8. The room still matters.
This is a corollary to item 7: One of the best investments you can make in your digital tracks is to acoustically treat your recording and control room. You’d be surprised how much the sound of the room affects what you do, and digital captures all that roominess with perfect clarity … so make sure the space you are working in is doing the job.

9. Hygiene is key.
In the analog days, you had to demagnetize tape heads, clean the tape path, wind the tape for proper storage, and perform other routine maintenance tasks at the beginning and end of every session. The same is true with digital—the tasks are just different. Lots of takes and edits can result in a ton of files scattered around your computer and slowing down your system. Unused mixer channels and plugins can end up hiding in the system, weighing down the project, and eating up CPU and memory resources. Lots of small apps running in the background on your computer will also sap it of precious processing resources. Keep it clean and organized, and your system will always perform its best.

But basic maintenance extends beyond this to installing current versions of software, having plenty of space available on your recording drive, installing plenty of RAM in your computer, and otherwise optimizing your system for maximum performance. However, don’t do those things the night before a critical session— give yourself plenty of time to learn and test new versions of software or plug-ins before you put them to work for real.


digital data is fragile. Saving multiple versions of a project under new names provides some protection against corrupted fi les—and it’s a great organizational tool—but for real protection, you must back up your work regularly.

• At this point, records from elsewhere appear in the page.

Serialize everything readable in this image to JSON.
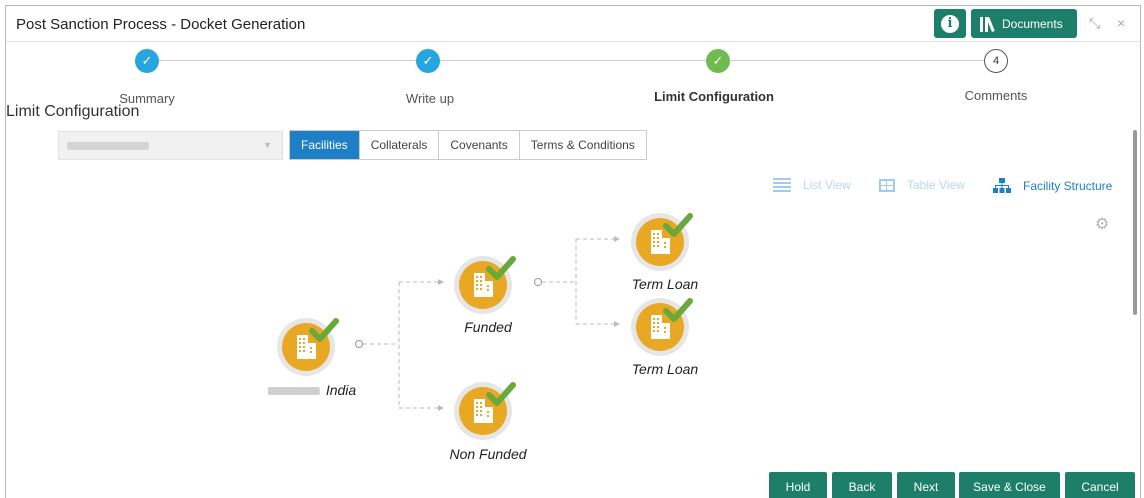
{
  "window": {
    "title": "Post Sanction Process - Docket Generation",
    "documents_label": "Documents",
    "info_icon": "info-icon",
    "minimize_glyph": "⤡",
    "close_glyph": "×"
  },
  "steps": [
    {
      "label": "Summary",
      "state": "done",
      "mark": "✓"
    },
    {
      "label": "Write up",
      "state": "done",
      "mark": "✓"
    },
    {
      "label": "Limit Configuration",
      "state": "current",
      "mark": "✓"
    },
    {
      "label": "Comments",
      "state": "pending",
      "mark": "4"
    }
  ],
  "section_title": "Limit Configuration",
  "tabs": [
    {
      "label": "Facilities",
      "active": true
    },
    {
      "label": "Collaterals",
      "active": false
    },
    {
      "label": "Covenants",
      "active": false
    },
    {
      "label": "Terms & Conditions",
      "active": false
    }
  ],
  "views": {
    "list": "List View",
    "table": "Table View",
    "structure": "Facility Structure"
  },
  "tree": {
    "root": {
      "label": "India"
    },
    "funded": {
      "label": "Funded"
    },
    "non_funded": {
      "label": "Non Funded"
    },
    "term_loan_1": {
      "label": "Term Loan"
    },
    "term_loan_2": {
      "label": "Term Loan"
    }
  },
  "buttons": {
    "hold": "Hold",
    "back": "Back",
    "next": "Next",
    "save_close": "Save & Close",
    "cancel": "Cancel"
  },
  "colors": {
    "primary": "#1d7f6a",
    "step_done": "#27a5df",
    "step_current": "#6fbb4f",
    "tab_active": "#1d7fc6",
    "node_fill": "#e8a824",
    "check": "#6aa83a"
  }
}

10. Digital data is fragile.
The virtual ones and zeros that make up digital data are not robust. One small mishap and your hardwon tracks can vanish. For this reason, it’s imperative that you save and back up your data constantly. By habit, I hit the save command in my DAW every time I make a change. And when I’ve made a significant number of changes, or I’ve gotten to the point where it would be extremely painful to have to recreate my work, I save a new copy under a different name. (Project 1, Project 1a, Project 1b, Project 1c, and so on.) This way, if a project file gets corrupted, I can always step back to the last version and work forward again without losing everything.

Likewise, at the end of every work session, I back up the project to a separate hard drive. That way, if the hard drive in the computer goes down, I’ve still got my work on a second drive and can quickly recover and begin working again.

It’s all about the outcome.
Digital has been a true godsend for musicians who want to capture and distribute pro-quality recordings without waiting for some major label to finance the dream. It’s made super-powerful recording tools available to pretty much anyone. But it’s about more than just the tools. Keep these 10 simple tips in mind during all your future recording adventures, and you’ll be pleasantly surprised at how much the quality of your digital projects improves as a result of such straight-ahead measures. More than that, you’ll find they make studio life easier and less stressful— which can only portend good things for your creativity and performance quality. Good habits are good habits, whether you’re working with analog or digital, and in the studio, good habits lead to great recordings!